## [Work item]
Omit the images, then output each of the records below exactly.

## [Material to process]
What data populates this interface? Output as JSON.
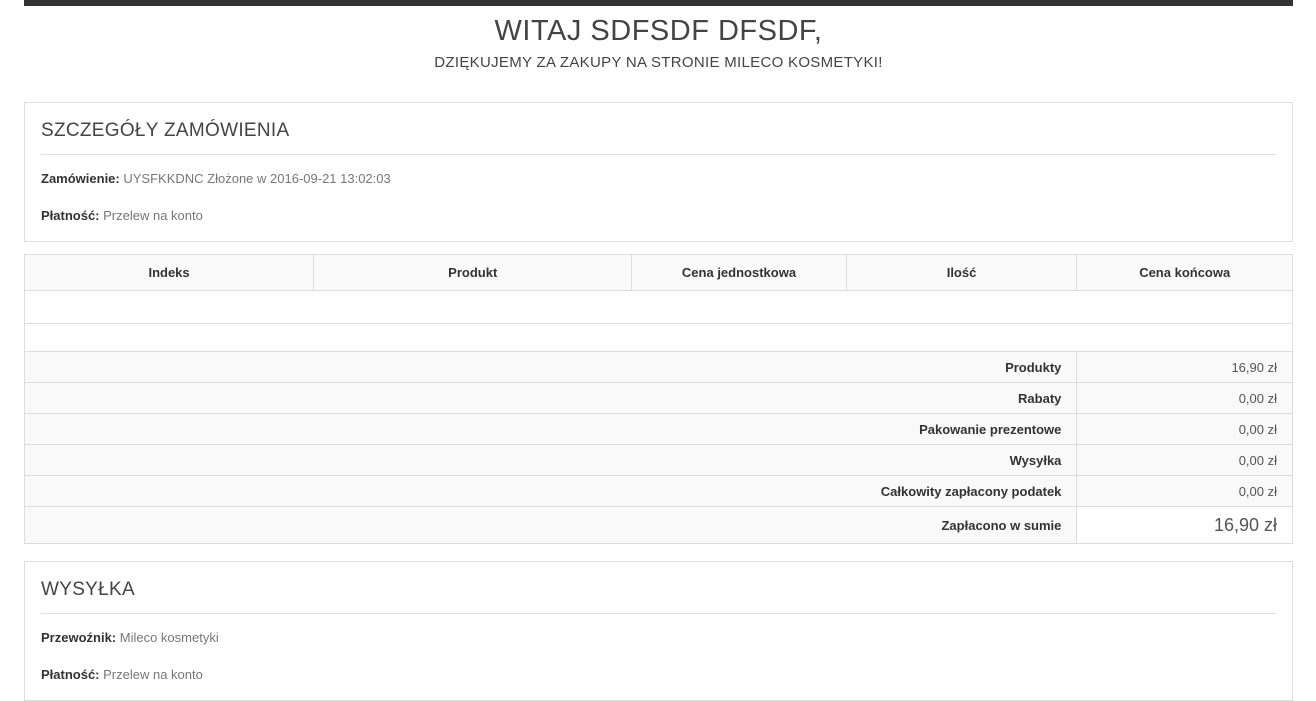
{
  "header": {
    "title": "WITAJ SDFSDF DFSDF,",
    "subtitle": "DZIĘKUJEMY ZA ZAKUPY NA STRONIE MILECO KOSMETYKI!"
  },
  "order_details": {
    "heading": "SZCZEGÓŁY ZAMÓWIENIA",
    "order_label": "Zamówienie:",
    "order_value": "UYSFKKDNC Złożone w 2016-09-21 13:02:03",
    "payment_label": "Płatność:",
    "payment_value": "Przelew na konto"
  },
  "order_table": {
    "columns": [
      "Indeks",
      "Produkt",
      "Cena jednostkowa",
      "Ilość",
      "Cena końcowa"
    ],
    "summary": [
      {
        "label": "Produkty",
        "value": "16,90 zł"
      },
      {
        "label": "Rabaty",
        "value": "0,00 zł"
      },
      {
        "label": "Pakowanie prezentowe",
        "value": "0,00 zł"
      },
      {
        "label": "Wysyłka",
        "value": "0,00 zł"
      },
      {
        "label": "Całkowity zapłacony podatek",
        "value": "0,00 zł"
      }
    ],
    "total": {
      "label": "Zapłacono w sumie",
      "value": "16,90 zł"
    }
  },
  "shipping": {
    "heading": "WYSYŁKA",
    "carrier_label": "Przewoźnik:",
    "carrier_value": "Mileco kosmetyki",
    "payment_label": "Płatność:",
    "payment_value": "Przelew na konto"
  },
  "colors": {
    "top_bar": "#333333",
    "heading_text": "#444444",
    "label_text": "#333333",
    "muted_text": "#777777",
    "border": "#dddddd",
    "table_header_bg": "#fafafa",
    "summary_row_bg": "#f9f9f9"
  }
}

## [Task result]
What data populates this interface? Output as JSON.
{
  "header": {
    "title": "WITAJ SDFSDF DFSDF,",
    "subtitle": "DZIĘKUJEMY ZA ZAKUPY NA STRONIE MILECO KOSMETYKI!"
  },
  "order_details": {
    "heading": "SZCZEGÓŁY ZAMÓWIENIA",
    "order_label": "Zamówienie:",
    "order_value": "UYSFKKDNC Złożone w 2016-09-21 13:02:03",
    "payment_label": "Płatność:",
    "payment_value": "Przelew na konto"
  },
  "order_table": {
    "columns": [
      "Indeks",
      "Produkt",
      "Cena jednostkowa",
      "Ilość",
      "Cena końcowa"
    ],
    "summary": [
      {
        "label": "Produkty",
        "value": "16,90 zł"
      },
      {
        "label": "Rabaty",
        "value": "0,00 zł"
      },
      {
        "label": "Pakowanie prezentowe",
        "value": "0,00 zł"
      },
      {
        "label": "Wysyłka",
        "value": "0,00 zł"
      },
      {
        "label": "Całkowity zapłacony podatek",
        "value": "0,00 zł"
      }
    ],
    "total": {
      "label": "Zapłacono w sumie",
      "value": "16,90 zł"
    }
  },
  "shipping": {
    "heading": "WYSYŁKA",
    "carrier_label": "Przewoźnik:",
    "carrier_value": "Mileco kosmetyki",
    "payment_label": "Płatność:",
    "payment_value": "Przelew na konto"
  },
  "colors": {
    "top_bar": "#333333",
    "heading_text": "#444444",
    "label_text": "#333333",
    "muted_text": "#777777",
    "border": "#dddddd",
    "table_header_bg": "#fafafa",
    "summary_row_bg": "#f9f9f9"
  }
}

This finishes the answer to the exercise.